■ Exercise requirements ■
All of the entries should be written out again exactly.

---------- Provided data

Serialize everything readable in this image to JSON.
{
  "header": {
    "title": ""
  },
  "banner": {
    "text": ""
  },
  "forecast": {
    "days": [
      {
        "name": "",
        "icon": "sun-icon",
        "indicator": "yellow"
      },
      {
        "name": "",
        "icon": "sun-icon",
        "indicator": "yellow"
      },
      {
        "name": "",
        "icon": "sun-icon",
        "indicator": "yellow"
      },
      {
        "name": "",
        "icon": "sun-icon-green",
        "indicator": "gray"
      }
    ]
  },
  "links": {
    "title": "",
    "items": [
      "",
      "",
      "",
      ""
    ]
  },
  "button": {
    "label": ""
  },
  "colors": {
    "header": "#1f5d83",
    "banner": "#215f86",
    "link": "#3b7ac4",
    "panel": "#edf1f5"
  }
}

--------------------

■ Problem solution ■
Serialize everything readable in this image to JSON.
{
  "header": {
    "title": ""
  },
  "banner": {
    "text": ""
  },
  "forecast": {
    "days": [
      {
        "name": "",
        "icon": "sun-icon",
        "indicator": "yellow"
      },
      {
        "name": "",
        "icon": "sun-icon",
        "indicator": "yellow"
      },
      {
        "name": "",
        "icon": "sun-icon",
        "indicator": "yellow"
      },
      {
        "name": "",
        "icon": "sun-icon-green",
        "indicator": "gray"
      }
    ]
  },
  "links": {
    "title": "",
    "items": [
      "",
      "",
      "",
      ""
    ]
  },
  "button": {
    "label": ""
  },
  "colors": {
    "header": "#1f5d83",
    "banner": "#215f86",
    "link": "#3b7ac4",
    "panel": "#edf1f5"
  }
}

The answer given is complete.